A long-awaited study of future land use in the Centreville area of western Fairfax County calls for dramatic increases in the number of residential units over the next 15 to 25 years.

The study of approximately 2,700 acres calls for less intense commercial development than previous county land-use plans for the area had projected.

Prepared by the Centreville Citizens Advisory Task Force, the study recognizes that Centreville long has been a likely candidate of county officials for high-intensity development.

Under the guidelines of the latest study, the area would contain 3,100 single-family detached houses when fully developed. That is 10 times the 311 single-family detached units that were available at the end of 1984. An office base of 3.5 million square feet also is projected in the report.

At the end of 1984, Centreville had only 624 town houses, but the study predicts a jump to 6,400 town houses. Only 139 apartments exist, but the study projects construction of 4,400.

The study also predicts that Centreville eventually will have almost a million square feet of retail space, 575,000 square feet of light industrial space and approximately 450 hotel rooms.

Commercial and residential real estate agents call the Centreville area a prime location because of its proximity to I-66, Route 28, Route 29 and Washington Dulles International Airport. The opening of the Dulles toll road has made land in the area more attractive to residential and commercial users.

The study was completed in September 1984 but has been shelved for months, primarily because of the Occoquan Basin Study and a related court decision upholding Fairfax County's right to downzone land in the Occoquan watershed.

Centreville is in the Occoquan watershed and, according to various land plans for the area, Fairfax County's policy has been to make sure that development does not have negative effects on the Occoquan reservoir.

The Office of Comprehensive Planning last week released the 92-page report. Several developers and landowners had been waiting to see the results of the study before pressing for action by the county on pending rezoning applications or filing for land-use changes. The study must be approved by the county's planning commission and board of supervisors before it becomes the official land-use plan for Centreville.

Fairfax Supervisor Elaine McConnell, within whose magisterial district the Centreville area lies, also is planning to hold public hearings on the study.

The study covers an area bounded on the north by Braddock Road, Big Rocky Run and Lawrence Park, on the east by Stringfellow Road, Route 29, Little Rocky Run and Centreville Road, on the south by the Virginia Power Inc. and Columbia Gas System Inc. easements, and on the west by the Big Rocky Run stream valley and Stone Road.

Although developers indicated that the study calls for less intensive commercial development than some of them might like to have seen, it also recommends establishing development guidelines similar to those adopted by the county for the Fairfax Center area.

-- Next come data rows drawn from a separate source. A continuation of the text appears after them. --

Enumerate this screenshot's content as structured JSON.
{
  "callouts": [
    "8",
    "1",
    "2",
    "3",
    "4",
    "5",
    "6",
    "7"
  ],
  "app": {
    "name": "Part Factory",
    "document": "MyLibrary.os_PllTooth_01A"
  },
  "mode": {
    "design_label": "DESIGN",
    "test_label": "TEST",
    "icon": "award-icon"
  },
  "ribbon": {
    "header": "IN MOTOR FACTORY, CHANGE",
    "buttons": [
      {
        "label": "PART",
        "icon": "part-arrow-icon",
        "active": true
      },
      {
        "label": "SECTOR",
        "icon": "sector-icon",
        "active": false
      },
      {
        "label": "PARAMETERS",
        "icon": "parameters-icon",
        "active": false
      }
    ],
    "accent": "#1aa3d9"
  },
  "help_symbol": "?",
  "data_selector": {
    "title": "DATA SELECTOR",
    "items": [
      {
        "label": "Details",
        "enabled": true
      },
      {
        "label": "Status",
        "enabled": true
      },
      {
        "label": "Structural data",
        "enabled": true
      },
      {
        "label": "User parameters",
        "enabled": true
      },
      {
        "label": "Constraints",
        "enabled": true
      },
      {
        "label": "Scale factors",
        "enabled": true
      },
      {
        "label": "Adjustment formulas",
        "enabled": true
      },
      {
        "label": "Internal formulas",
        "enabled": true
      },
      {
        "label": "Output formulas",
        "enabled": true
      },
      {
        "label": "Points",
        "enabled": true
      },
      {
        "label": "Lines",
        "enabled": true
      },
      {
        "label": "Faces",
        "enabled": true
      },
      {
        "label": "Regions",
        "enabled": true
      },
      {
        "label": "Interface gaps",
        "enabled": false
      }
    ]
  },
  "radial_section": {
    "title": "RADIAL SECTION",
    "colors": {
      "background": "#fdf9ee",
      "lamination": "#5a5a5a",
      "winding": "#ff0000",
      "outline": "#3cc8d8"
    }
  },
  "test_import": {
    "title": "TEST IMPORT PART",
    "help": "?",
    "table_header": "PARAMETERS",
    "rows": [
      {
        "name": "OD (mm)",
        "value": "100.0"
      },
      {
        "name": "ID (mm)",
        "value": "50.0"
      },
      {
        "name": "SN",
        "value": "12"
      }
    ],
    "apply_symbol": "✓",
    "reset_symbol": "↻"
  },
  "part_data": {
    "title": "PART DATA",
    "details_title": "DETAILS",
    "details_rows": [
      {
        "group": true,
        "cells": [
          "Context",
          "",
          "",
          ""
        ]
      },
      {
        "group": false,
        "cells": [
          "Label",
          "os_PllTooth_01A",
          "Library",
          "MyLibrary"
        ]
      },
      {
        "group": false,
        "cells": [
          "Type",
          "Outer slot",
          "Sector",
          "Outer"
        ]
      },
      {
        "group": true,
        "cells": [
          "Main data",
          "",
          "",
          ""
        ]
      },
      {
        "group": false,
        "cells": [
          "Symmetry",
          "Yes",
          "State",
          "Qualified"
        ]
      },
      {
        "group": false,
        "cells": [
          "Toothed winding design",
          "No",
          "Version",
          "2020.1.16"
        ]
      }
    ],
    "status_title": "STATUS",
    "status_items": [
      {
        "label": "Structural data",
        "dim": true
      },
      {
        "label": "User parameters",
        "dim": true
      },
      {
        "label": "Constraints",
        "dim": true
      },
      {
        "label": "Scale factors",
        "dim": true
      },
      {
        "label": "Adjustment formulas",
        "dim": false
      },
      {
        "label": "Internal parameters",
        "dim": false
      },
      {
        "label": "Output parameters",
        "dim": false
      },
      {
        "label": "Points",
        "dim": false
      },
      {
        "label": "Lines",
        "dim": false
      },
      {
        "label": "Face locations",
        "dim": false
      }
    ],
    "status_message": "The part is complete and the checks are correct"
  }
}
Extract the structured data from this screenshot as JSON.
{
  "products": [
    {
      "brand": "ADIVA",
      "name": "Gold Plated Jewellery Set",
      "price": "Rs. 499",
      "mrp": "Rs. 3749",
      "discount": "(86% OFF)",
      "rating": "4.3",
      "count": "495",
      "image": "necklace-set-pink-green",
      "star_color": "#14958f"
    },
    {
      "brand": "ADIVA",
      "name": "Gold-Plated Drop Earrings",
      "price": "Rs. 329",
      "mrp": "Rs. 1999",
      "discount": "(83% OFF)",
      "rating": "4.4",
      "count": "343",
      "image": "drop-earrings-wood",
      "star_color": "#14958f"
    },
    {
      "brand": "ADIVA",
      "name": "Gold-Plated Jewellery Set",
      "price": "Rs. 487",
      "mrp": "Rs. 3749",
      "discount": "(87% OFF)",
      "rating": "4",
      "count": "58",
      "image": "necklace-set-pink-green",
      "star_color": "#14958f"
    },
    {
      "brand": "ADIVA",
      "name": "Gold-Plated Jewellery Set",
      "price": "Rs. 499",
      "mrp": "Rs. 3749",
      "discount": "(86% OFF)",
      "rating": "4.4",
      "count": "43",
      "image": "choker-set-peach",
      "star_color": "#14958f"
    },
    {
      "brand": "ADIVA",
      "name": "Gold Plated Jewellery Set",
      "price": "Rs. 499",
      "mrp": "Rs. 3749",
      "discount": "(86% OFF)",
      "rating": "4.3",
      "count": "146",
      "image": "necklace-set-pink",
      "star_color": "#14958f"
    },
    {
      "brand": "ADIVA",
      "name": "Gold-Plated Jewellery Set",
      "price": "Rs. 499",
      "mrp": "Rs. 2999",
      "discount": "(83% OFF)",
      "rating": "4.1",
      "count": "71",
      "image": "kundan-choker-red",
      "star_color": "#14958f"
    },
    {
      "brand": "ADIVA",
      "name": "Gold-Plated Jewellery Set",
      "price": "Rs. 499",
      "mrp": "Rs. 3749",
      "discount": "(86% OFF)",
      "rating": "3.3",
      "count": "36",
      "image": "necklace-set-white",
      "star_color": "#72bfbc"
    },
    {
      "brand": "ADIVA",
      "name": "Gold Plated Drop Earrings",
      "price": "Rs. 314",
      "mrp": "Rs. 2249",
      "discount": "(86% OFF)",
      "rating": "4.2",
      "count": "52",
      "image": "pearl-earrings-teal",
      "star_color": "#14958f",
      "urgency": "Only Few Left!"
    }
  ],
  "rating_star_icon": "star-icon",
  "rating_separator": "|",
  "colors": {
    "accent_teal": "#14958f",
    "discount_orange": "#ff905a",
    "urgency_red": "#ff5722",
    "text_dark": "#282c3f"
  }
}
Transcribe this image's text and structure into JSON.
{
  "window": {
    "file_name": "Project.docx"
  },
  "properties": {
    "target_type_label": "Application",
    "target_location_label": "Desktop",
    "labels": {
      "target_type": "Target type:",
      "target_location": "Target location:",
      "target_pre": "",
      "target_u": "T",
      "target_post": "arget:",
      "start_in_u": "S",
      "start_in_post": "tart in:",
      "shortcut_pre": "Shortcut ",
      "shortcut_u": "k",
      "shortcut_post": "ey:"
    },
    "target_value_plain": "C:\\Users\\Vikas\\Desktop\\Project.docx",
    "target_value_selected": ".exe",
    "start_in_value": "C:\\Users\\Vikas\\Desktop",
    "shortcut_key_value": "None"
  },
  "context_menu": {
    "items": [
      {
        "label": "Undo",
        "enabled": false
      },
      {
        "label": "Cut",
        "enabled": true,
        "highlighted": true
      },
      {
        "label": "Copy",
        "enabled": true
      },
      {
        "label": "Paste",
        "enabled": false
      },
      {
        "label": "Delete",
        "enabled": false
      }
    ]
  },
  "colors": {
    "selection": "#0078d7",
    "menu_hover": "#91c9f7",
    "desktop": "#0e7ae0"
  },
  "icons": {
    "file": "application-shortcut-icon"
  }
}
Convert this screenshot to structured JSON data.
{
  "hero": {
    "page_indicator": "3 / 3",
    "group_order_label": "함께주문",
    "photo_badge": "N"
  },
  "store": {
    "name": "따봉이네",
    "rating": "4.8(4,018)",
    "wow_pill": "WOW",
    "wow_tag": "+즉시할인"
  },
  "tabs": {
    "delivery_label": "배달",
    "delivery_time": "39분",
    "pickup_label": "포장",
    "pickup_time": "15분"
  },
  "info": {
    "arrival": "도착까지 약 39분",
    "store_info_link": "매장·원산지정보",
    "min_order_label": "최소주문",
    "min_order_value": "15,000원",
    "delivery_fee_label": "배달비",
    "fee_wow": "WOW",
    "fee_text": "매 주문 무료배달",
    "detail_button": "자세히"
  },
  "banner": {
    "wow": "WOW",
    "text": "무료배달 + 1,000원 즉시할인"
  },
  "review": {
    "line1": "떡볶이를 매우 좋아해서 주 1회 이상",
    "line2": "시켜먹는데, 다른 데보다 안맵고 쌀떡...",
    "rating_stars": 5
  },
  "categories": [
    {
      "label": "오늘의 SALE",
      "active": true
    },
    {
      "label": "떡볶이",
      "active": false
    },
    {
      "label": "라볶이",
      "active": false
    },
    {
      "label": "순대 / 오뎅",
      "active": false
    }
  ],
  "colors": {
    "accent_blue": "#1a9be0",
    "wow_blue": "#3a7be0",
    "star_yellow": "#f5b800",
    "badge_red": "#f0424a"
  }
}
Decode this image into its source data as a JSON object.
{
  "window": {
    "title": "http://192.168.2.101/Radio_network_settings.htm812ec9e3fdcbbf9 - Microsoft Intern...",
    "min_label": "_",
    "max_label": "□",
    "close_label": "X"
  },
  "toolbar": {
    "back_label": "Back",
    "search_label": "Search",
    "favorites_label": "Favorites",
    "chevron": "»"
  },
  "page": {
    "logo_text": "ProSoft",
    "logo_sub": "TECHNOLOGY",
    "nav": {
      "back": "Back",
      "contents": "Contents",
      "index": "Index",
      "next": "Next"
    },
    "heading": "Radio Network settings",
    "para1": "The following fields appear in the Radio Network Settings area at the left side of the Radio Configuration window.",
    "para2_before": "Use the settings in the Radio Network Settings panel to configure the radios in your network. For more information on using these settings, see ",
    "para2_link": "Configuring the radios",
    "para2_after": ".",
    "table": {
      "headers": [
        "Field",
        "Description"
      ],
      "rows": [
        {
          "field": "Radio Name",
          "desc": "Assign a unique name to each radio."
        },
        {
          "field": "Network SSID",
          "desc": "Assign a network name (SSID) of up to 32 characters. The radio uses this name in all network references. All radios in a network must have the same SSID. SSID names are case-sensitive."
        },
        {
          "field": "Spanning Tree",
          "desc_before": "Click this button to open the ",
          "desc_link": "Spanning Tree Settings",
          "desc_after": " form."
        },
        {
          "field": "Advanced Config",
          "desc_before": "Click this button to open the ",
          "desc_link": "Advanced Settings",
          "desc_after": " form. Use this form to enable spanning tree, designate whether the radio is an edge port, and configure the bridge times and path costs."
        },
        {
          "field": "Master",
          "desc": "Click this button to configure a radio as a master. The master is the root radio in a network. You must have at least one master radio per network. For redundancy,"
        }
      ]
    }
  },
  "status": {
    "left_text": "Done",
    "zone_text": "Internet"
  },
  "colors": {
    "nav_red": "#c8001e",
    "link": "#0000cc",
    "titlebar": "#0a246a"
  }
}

The study calls for creation of a high-density, mixed-use development on a triangle formed by I-66, Route 28, Route 29 and the southwest corner of the 28/29 intersection. "That area should have the highest-intensity use in the study area and should contain a comprehensive mixture of residential, commercial, retail, office and public facility uses," the study says.

Development of residential units at the proposed densities will generate a need for three new elementary schools, one intermediate school and one high school, the study notes.

The study recognizes that Centreville long has been a potential high-growth area because of its general location in western Fairfax and the road network. That potential has been intensified by the western sprawl of Fairfax commercial development and the eastern spread of development in Loudoun County, as well as the planned construction along Route 28 of the state's Center for Innovative Technology.

Wayne Pumphrey, director of Fairfax County's land-use planning division, said the study calls for a "concept of mixed-use kinds of development to bring in the residential units to support the commercial and retail. You have to create a balanced environment."

"We reduced the office development" from the levels of previous plans, Pumphrey said. But most of that reduction was on a 100-acre site that had been planned long ago for a regional shopping center. The new study primarily calls for development of that area for residential purposes, with perhaps some supporting neighborhood retail space, Pumphrey explained. Plans to build that regional shopping center were dashed when Fair Oaks Mall was built, because the Centreville site was too close to the Fair Oaks site, county planners said.

More single-family detached housing is called for in this study than in other plans. "Town houses -- the plan calls for more town houses than the old plan," Pumphrey said. However, the study calls for fewer garden apartments or apartments that would be served by elevators in high and taller buildings than previous land-use plans.

Pumphrey said the task force was trying to achieve a better balance of housing types in the area. County planners said the study tries to balance office and residential development with the transportation system.